If a line of the records contains the string "icon", copy it out.

__Study material__:
★ ★ ★
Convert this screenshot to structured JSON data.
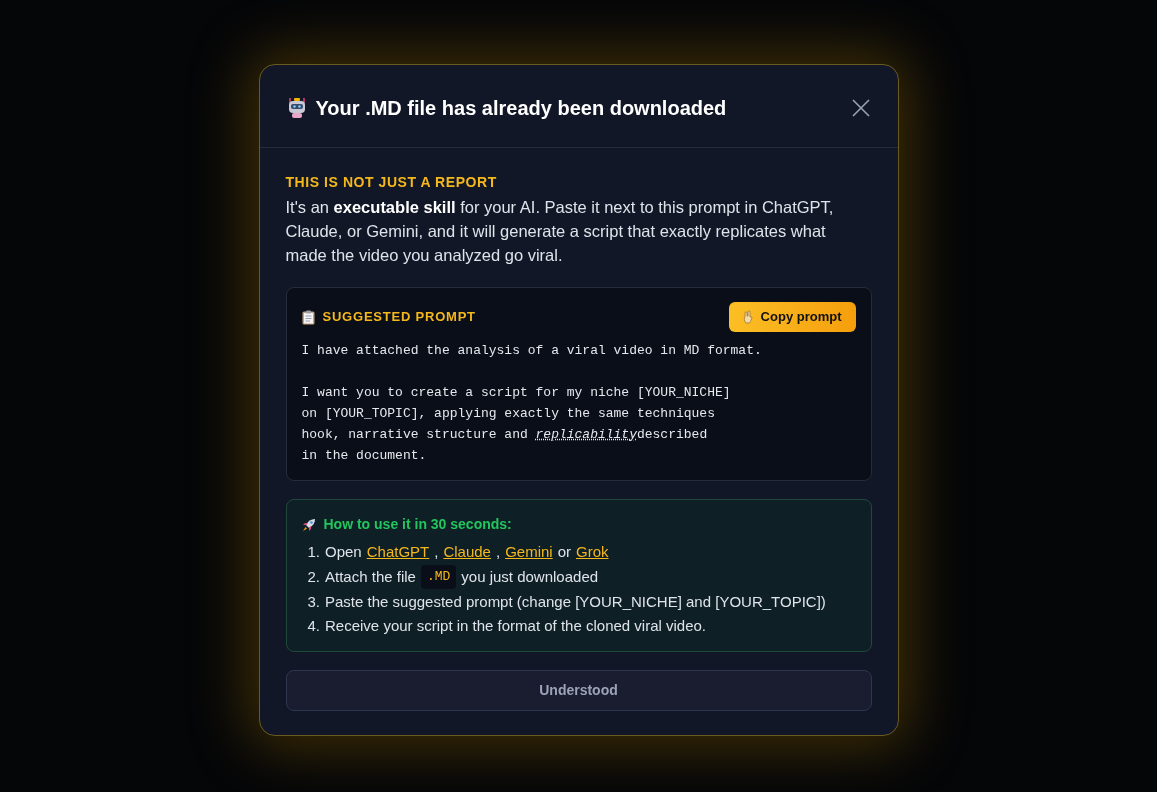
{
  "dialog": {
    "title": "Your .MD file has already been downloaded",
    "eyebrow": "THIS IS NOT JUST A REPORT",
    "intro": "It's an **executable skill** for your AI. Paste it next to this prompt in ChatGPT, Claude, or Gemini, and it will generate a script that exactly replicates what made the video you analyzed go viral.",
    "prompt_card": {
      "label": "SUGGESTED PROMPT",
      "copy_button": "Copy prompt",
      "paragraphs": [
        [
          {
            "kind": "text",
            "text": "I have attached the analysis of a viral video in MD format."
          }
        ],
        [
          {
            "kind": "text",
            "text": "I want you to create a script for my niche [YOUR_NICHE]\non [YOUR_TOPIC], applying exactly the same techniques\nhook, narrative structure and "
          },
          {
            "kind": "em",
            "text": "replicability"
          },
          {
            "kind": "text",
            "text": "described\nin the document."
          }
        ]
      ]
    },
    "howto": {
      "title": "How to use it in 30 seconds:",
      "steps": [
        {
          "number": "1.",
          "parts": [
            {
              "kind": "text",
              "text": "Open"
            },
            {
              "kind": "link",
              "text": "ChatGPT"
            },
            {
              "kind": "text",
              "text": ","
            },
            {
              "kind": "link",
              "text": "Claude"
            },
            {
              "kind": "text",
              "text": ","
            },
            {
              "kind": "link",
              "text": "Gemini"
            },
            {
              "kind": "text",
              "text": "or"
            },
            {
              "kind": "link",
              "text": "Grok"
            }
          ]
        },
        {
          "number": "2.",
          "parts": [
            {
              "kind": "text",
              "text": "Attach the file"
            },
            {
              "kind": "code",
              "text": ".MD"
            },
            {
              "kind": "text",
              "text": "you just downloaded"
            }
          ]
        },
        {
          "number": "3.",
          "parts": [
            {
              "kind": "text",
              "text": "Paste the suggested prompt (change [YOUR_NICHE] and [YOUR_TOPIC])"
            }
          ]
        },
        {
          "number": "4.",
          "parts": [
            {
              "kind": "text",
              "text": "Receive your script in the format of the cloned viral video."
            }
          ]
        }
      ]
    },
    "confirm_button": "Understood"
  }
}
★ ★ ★
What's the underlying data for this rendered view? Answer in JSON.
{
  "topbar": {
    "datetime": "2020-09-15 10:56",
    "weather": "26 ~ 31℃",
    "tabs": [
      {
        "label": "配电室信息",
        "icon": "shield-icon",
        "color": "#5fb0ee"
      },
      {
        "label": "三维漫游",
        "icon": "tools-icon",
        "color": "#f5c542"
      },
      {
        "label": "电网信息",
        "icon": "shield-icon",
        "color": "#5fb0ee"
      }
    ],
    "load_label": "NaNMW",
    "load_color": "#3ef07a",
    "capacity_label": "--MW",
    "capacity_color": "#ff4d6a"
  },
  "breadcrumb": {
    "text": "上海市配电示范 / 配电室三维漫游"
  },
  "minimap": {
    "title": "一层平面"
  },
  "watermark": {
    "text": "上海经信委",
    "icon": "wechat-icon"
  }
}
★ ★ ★
__Your solution__:
        "icon": "shield-icon",
        "icon": "tools-icon",
        "icon": "shield-icon",
    "icon": "wechat-icon"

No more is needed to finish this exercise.